---------- Material shown ----------

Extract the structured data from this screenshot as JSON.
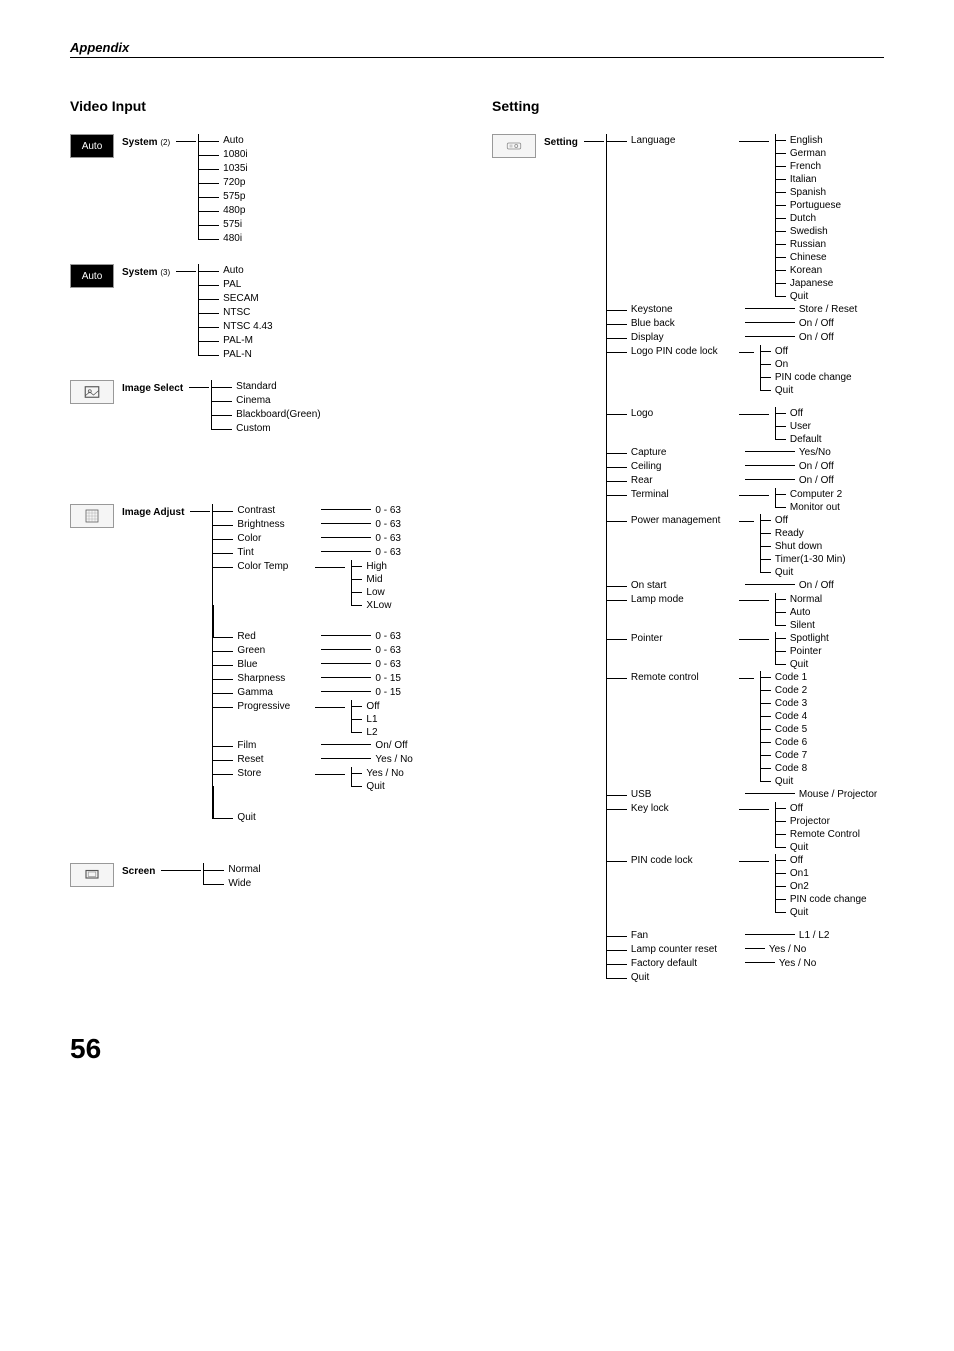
{
  "header": {
    "section": "Appendix"
  },
  "page_number": "56",
  "video_input": {
    "title": "Video Input",
    "system2": {
      "label": "System",
      "sub": "(2)",
      "icon_text": "Auto",
      "items": [
        "Auto",
        "1080i",
        "1035i",
        "720p",
        "575p",
        "480p",
        "575i",
        "480i"
      ]
    },
    "system3": {
      "label": "System",
      "sub": "(3)",
      "icon_text": "Auto",
      "items": [
        "Auto",
        "PAL",
        "SECAM",
        "NTSC",
        "NTSC 4.43",
        "PAL-M",
        "PAL-N"
      ]
    },
    "image_select": {
      "label": "Image Select",
      "items": [
        "Standard",
        "Cinema",
        "Blackboard(Green)",
        "Custom"
      ]
    },
    "image_adjust": {
      "label": "Image Adjust",
      "rows": [
        {
          "name": "Contrast",
          "value": "0 - 63"
        },
        {
          "name": "Brightness",
          "value": "0 - 63"
        },
        {
          "name": "Color",
          "value": "0 - 63"
        },
        {
          "name": "Tint",
          "value": "0 - 63"
        }
      ],
      "color_temp": {
        "name": "Color Temp",
        "subs": [
          "High",
          "Mid",
          "Low",
          "XLow"
        ]
      },
      "rows2": [
        {
          "name": "Red",
          "value": "0 - 63"
        },
        {
          "name": "Green",
          "value": "0 - 63"
        },
        {
          "name": "Blue",
          "value": "0 - 63"
        },
        {
          "name": "Sharpness",
          "value": "0 - 15"
        },
        {
          "name": "Gamma",
          "value": "0 - 15"
        }
      ],
      "progressive": {
        "name": "Progressive",
        "subs": [
          "Off",
          "L1",
          "L2"
        ]
      },
      "rows3": [
        {
          "name": "Film",
          "value": "On/ Off"
        },
        {
          "name": "Reset",
          "value": "Yes / No"
        }
      ],
      "store": {
        "name": "Store",
        "subs": [
          "Yes / No",
          "Quit"
        ]
      },
      "quit": "Quit"
    },
    "screen": {
      "label": "Screen",
      "items": [
        "Normal",
        "Wide"
      ]
    }
  },
  "setting": {
    "title": "Setting",
    "label": "Setting",
    "language": {
      "name": "Language",
      "subs": [
        "English",
        "German",
        "French",
        "Italian",
        "Spanish",
        "Portuguese",
        "Dutch",
        "Swedish",
        "Russian",
        "Chinese",
        "Korean",
        "Japanese",
        "Quit"
      ]
    },
    "simple_rows": [
      {
        "name": "Keystone",
        "value": "Store / Reset"
      },
      {
        "name": "Blue back",
        "value": "On / Off"
      },
      {
        "name": "Display",
        "value": "On / Off"
      }
    ],
    "logo_pin": {
      "name": "Logo PIN code lock",
      "subs": [
        "Off",
        "On",
        "PIN code change",
        "Quit"
      ]
    },
    "logo": {
      "name": "Logo",
      "subs": [
        "Off",
        "User",
        "Default"
      ]
    },
    "simple_rows2": [
      {
        "name": "Capture",
        "value": "Yes/No"
      },
      {
        "name": "Ceiling",
        "value": "On / Off"
      },
      {
        "name": "Rear",
        "value": "On / Off"
      }
    ],
    "terminal": {
      "name": "Terminal",
      "subs": [
        "Computer 2",
        "Monitor out"
      ]
    },
    "power_mgmt": {
      "name": "Power management",
      "subs": [
        "Off",
        "Ready",
        "Shut down",
        "Timer(1-30 Min)",
        "Quit"
      ]
    },
    "on_start": {
      "name": "On start",
      "value": "On / Off"
    },
    "lamp_mode": {
      "name": "Lamp mode",
      "subs": [
        "Normal",
        "Auto",
        "Silent"
      ]
    },
    "pointer": {
      "name": "Pointer",
      "subs": [
        "Spotlight",
        "Pointer",
        "Quit"
      ]
    },
    "remote": {
      "name": "Remote control",
      "subs": [
        "Code 1",
        "Code 2",
        "Code 3",
        "Code 4",
        "Code 5",
        "Code 6",
        "Code 7",
        "Code 8",
        "Quit"
      ]
    },
    "usb": {
      "name": "USB",
      "value": "Mouse / Projector"
    },
    "key_lock": {
      "name": "Key lock",
      "subs": [
        "Off",
        "Projector",
        "Remote Control",
        "Quit"
      ]
    },
    "pin_code": {
      "name": "PIN code lock",
      "subs": [
        "Off",
        "On1",
        "On2",
        "PIN code change",
        "Quit"
      ]
    },
    "fan": {
      "name": "Fan",
      "value": "L1 / L2"
    },
    "lamp_reset": {
      "name": "Lamp counter reset",
      "value": "Yes / No"
    },
    "factory": {
      "name": "Factory default",
      "value": "Yes / No"
    },
    "quit": "Quit"
  },
  "chart_data": {
    "type": "tree",
    "note": "Hierarchical projector on-screen-menu map. Left column = Video Input menus, right column = Setting menu. Each top-level menu expands to submenus, some submenus expand to value ranges or option lists.",
    "video_input": {
      "System (2)": [
        "Auto",
        "1080i",
        "1035i",
        "720p",
        "575p",
        "480p",
        "575i",
        "480i"
      ],
      "System (3)": [
        "Auto",
        "PAL",
        "SECAM",
        "NTSC",
        "NTSC 4.43",
        "PAL-M",
        "PAL-N"
      ],
      "Image Select": [
        "Standard",
        "Cinema",
        "Blackboard(Green)",
        "Custom"
      ],
      "Image Adjust": {
        "Contrast": "0 - 63",
        "Brightness": "0 - 63",
        "Color": "0 - 63",
        "Tint": "0 - 63",
        "Color Temp": [
          "High",
          "Mid",
          "Low",
          "XLow"
        ],
        "Red": "0 - 63",
        "Green": "0 - 63",
        "Blue": "0 - 63",
        "Sharpness": "0 - 15",
        "Gamma": "0 - 15",
        "Progressive": [
          "Off",
          "L1",
          "L2"
        ],
        "Film": "On/ Off",
        "Reset": "Yes / No",
        "Store": [
          "Yes / No",
          "Quit"
        ],
        "Quit": null
      },
      "Screen": [
        "Normal",
        "Wide"
      ]
    },
    "setting": {
      "Language": [
        "English",
        "German",
        "French",
        "Italian",
        "Spanish",
        "Portuguese",
        "Dutch",
        "Swedish",
        "Russian",
        "Chinese",
        "Korean",
        "Japanese",
        "Quit"
      ],
      "Keystone": "Store / Reset",
      "Blue back": "On / Off",
      "Display": "On / Off",
      "Logo PIN code lock": [
        "Off",
        "On",
        "PIN code change",
        "Quit"
      ],
      "Logo": [
        "Off",
        "User",
        "Default"
      ],
      "Capture": "Yes/No",
      "Ceiling": "On / Off",
      "Rear": "On / Off",
      "Terminal": [
        "Computer 2",
        "Monitor out"
      ],
      "Power management": [
        "Off",
        "Ready",
        "Shut down",
        "Timer(1-30 Min)",
        "Quit"
      ],
      "On start": "On / Off",
      "Lamp mode": [
        "Normal",
        "Auto",
        "Silent"
      ],
      "Pointer": [
        "Spotlight",
        "Pointer",
        "Quit"
      ],
      "Remote control": [
        "Code 1",
        "Code 2",
        "Code 3",
        "Code 4",
        "Code 5",
        "Code 6",
        "Code 7",
        "Code 8",
        "Quit"
      ],
      "USB": "Mouse / Projector",
      "Key lock": [
        "Off",
        "Projector",
        "Remote Control",
        "Quit"
      ],
      "PIN code lock": [
        "Off",
        "On1",
        "On2",
        "PIN code change",
        "Quit"
      ],
      "Fan": "L1 / L2",
      "Lamp counter reset": "Yes / No",
      "Factory default": "Yes / No",
      "Quit": null
    }
  }
}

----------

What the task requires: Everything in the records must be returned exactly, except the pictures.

Exercise response:
Extract the structured data from this screenshot as JSON.
{
  "header": {
    "section": "Appendix"
  },
  "page_number": "56",
  "video_input": {
    "title": "Video Input",
    "system2": {
      "label": "System",
      "sub": "(2)",
      "icon_text": "Auto",
      "items": [
        "Auto",
        "1080i",
        "1035i",
        "720p",
        "575p",
        "480p",
        "575i",
        "480i"
      ]
    },
    "system3": {
      "label": "System",
      "sub": "(3)",
      "icon_text": "Auto",
      "items": [
        "Auto",
        "PAL",
        "SECAM",
        "NTSC",
        "NTSC 4.43",
        "PAL-M",
        "PAL-N"
      ]
    },
    "image_select": {
      "label": "Image Select",
      "items": [
        "Standard",
        "Cinema",
        "Blackboard(Green)",
        "Custom"
      ]
    },
    "image_adjust": {
      "label": "Image Adjust",
      "rows": [
        {
          "name": "Contrast",
          "value": "0 - 63"
        },
        {
          "name": "Brightness",
          "value": "0 - 63"
        },
        {
          "name": "Color",
          "value": "0 - 63"
        },
        {
          "name": "Tint",
          "value": "0 - 63"
        }
      ],
      "color_temp": {
        "name": "Color Temp",
        "subs": [
          "High",
          "Mid",
          "Low",
          "XLow"
        ]
      },
      "rows2": [
        {
          "name": "Red",
          "value": "0 - 63"
        },
        {
          "name": "Green",
          "value": "0 - 63"
        },
        {
          "name": "Blue",
          "value": "0 - 63"
        },
        {
          "name": "Sharpness",
          "value": "0 - 15"
        },
        {
          "name": "Gamma",
          "value": "0 - 15"
        }
      ],
      "progressive": {
        "name": "Progressive",
        "subs": [
          "Off",
          "L1",
          "L2"
        ]
      },
      "rows3": [
        {
          "name": "Film",
          "value": "On/ Off"
        },
        {
          "name": "Reset",
          "value": "Yes / No"
        }
      ],
      "store": {
        "name": "Store",
        "subs": [
          "Yes / No",
          "Quit"
        ]
      },
      "quit": "Quit"
    },
    "screen": {
      "label": "Screen",
      "items": [
        "Normal",
        "Wide"
      ]
    }
  },
  "setting": {
    "title": "Setting",
    "label": "Setting",
    "language": {
      "name": "Language",
      "subs": [
        "English",
        "German",
        "French",
        "Italian",
        "Spanish",
        "Portuguese",
        "Dutch",
        "Swedish",
        "Russian",
        "Chinese",
        "Korean",
        "Japanese",
        "Quit"
      ]
    },
    "simple_rows": [
      {
        "name": "Keystone",
        "value": "Store / Reset"
      },
      {
        "name": "Blue back",
        "value": "On / Off"
      },
      {
        "name": "Display",
        "value": "On / Off"
      }
    ],
    "logo_pin": {
      "name": "Logo PIN code lock",
      "subs": [
        "Off",
        "On",
        "PIN code change",
        "Quit"
      ]
    },
    "logo": {
      "name": "Logo",
      "subs": [
        "Off",
        "User",
        "Default"
      ]
    },
    "simple_rows2": [
      {
        "name": "Capture",
        "value": "Yes/No"
      },
      {
        "name": "Ceiling",
        "value": "On / Off"
      },
      {
        "name": "Rear",
        "value": "On / Off"
      }
    ],
    "terminal": {
      "name": "Terminal",
      "subs": [
        "Computer 2",
        "Monitor out"
      ]
    },
    "power_mgmt": {
      "name": "Power management",
      "subs": [
        "Off",
        "Ready",
        "Shut down",
        "Timer(1-30 Min)",
        "Quit"
      ]
    },
    "on_start": {
      "name": "On start",
      "value": "On / Off"
    },
    "lamp_mode": {
      "name": "Lamp mode",
      "subs": [
        "Normal",
        "Auto",
        "Silent"
      ]
    },
    "pointer": {
      "name": "Pointer",
      "subs": [
        "Spotlight",
        "Pointer",
        "Quit"
      ]
    },
    "remote": {
      "name": "Remote control",
      "subs": [
        "Code 1",
        "Code 2",
        "Code 3",
        "Code 4",
        "Code 5",
        "Code 6",
        "Code 7",
        "Code 8",
        "Quit"
      ]
    },
    "usb": {
      "name": "USB",
      "value": "Mouse / Projector"
    },
    "key_lock": {
      "name": "Key lock",
      "subs": [
        "Off",
        "Projector",
        "Remote Control",
        "Quit"
      ]
    },
    "pin_code": {
      "name": "PIN code lock",
      "subs": [
        "Off",
        "On1",
        "On2",
        "PIN code change",
        "Quit"
      ]
    },
    "fan": {
      "name": "Fan",
      "value": "L1 / L2"
    },
    "lamp_reset": {
      "name": "Lamp counter reset",
      "value": "Yes / No"
    },
    "factory": {
      "name": "Factory default",
      "value": "Yes / No"
    },
    "quit": "Quit"
  },
  "chart_data": {
    "type": "tree",
    "note": "Hierarchical projector on-screen-menu map. Left column = Video Input menus, right column = Setting menu. Each top-level menu expands to submenus, some submenus expand to value ranges or option lists.",
    "video_input": {
      "System (2)": [
        "Auto",
        "1080i",
        "1035i",
        "720p",
        "575p",
        "480p",
        "575i",
        "480i"
      ],
      "System (3)": [
        "Auto",
        "PAL",
        "SECAM",
        "NTSC",
        "NTSC 4.43",
        "PAL-M",
        "PAL-N"
      ],
      "Image Select": [
        "Standard",
        "Cinema",
        "Blackboard(Green)",
        "Custom"
      ],
      "Image Adjust": {
        "Contrast": "0 - 63",
        "Brightness": "0 - 63",
        "Color": "0 - 63",
        "Tint": "0 - 63",
        "Color Temp": [
          "High",
          "Mid",
          "Low",
          "XLow"
        ],
        "Red": "0 - 63",
        "Green": "0 - 63",
        "Blue": "0 - 63",
        "Sharpness": "0 - 15",
        "Gamma": "0 - 15",
        "Progressive": [
          "Off",
          "L1",
          "L2"
        ],
        "Film": "On/ Off",
        "Reset": "Yes / No",
        "Store": [
          "Yes / No",
          "Quit"
        ],
        "Quit": null
      },
      "Screen": [
        "Normal",
        "Wide"
      ]
    },
    "setting": {
      "Language": [
        "English",
        "German",
        "French",
        "Italian",
        "Spanish",
        "Portuguese",
        "Dutch",
        "Swedish",
        "Russian",
        "Chinese",
        "Korean",
        "Japanese",
        "Quit"
      ],
      "Keystone": "Store / Reset",
      "Blue back": "On / Off",
      "Display": "On / Off",
      "Logo PIN code lock": [
        "Off",
        "On",
        "PIN code change",
        "Quit"
      ],
      "Logo": [
        "Off",
        "User",
        "Default"
      ],
      "Capture": "Yes/No",
      "Ceiling": "On / Off",
      "Rear": "On / Off",
      "Terminal": [
        "Computer 2",
        "Monitor out"
      ],
      "Power management": [
        "Off",
        "Ready",
        "Shut down",
        "Timer(1-30 Min)",
        "Quit"
      ],
      "On start": "On / Off",
      "Lamp mode": [
        "Normal",
        "Auto",
        "Silent"
      ],
      "Pointer": [
        "Spotlight",
        "Pointer",
        "Quit"
      ],
      "Remote control": [
        "Code 1",
        "Code 2",
        "Code 3",
        "Code 4",
        "Code 5",
        "Code 6",
        "Code 7",
        "Code 8",
        "Quit"
      ],
      "USB": "Mouse / Projector",
      "Key lock": [
        "Off",
        "Projector",
        "Remote Control",
        "Quit"
      ],
      "PIN code lock": [
        "Off",
        "On1",
        "On2",
        "PIN code change",
        "Quit"
      ],
      "Fan": "L1 / L2",
      "Lamp counter reset": "Yes / No",
      "Factory default": "Yes / No",
      "Quit": null
    }
  }
}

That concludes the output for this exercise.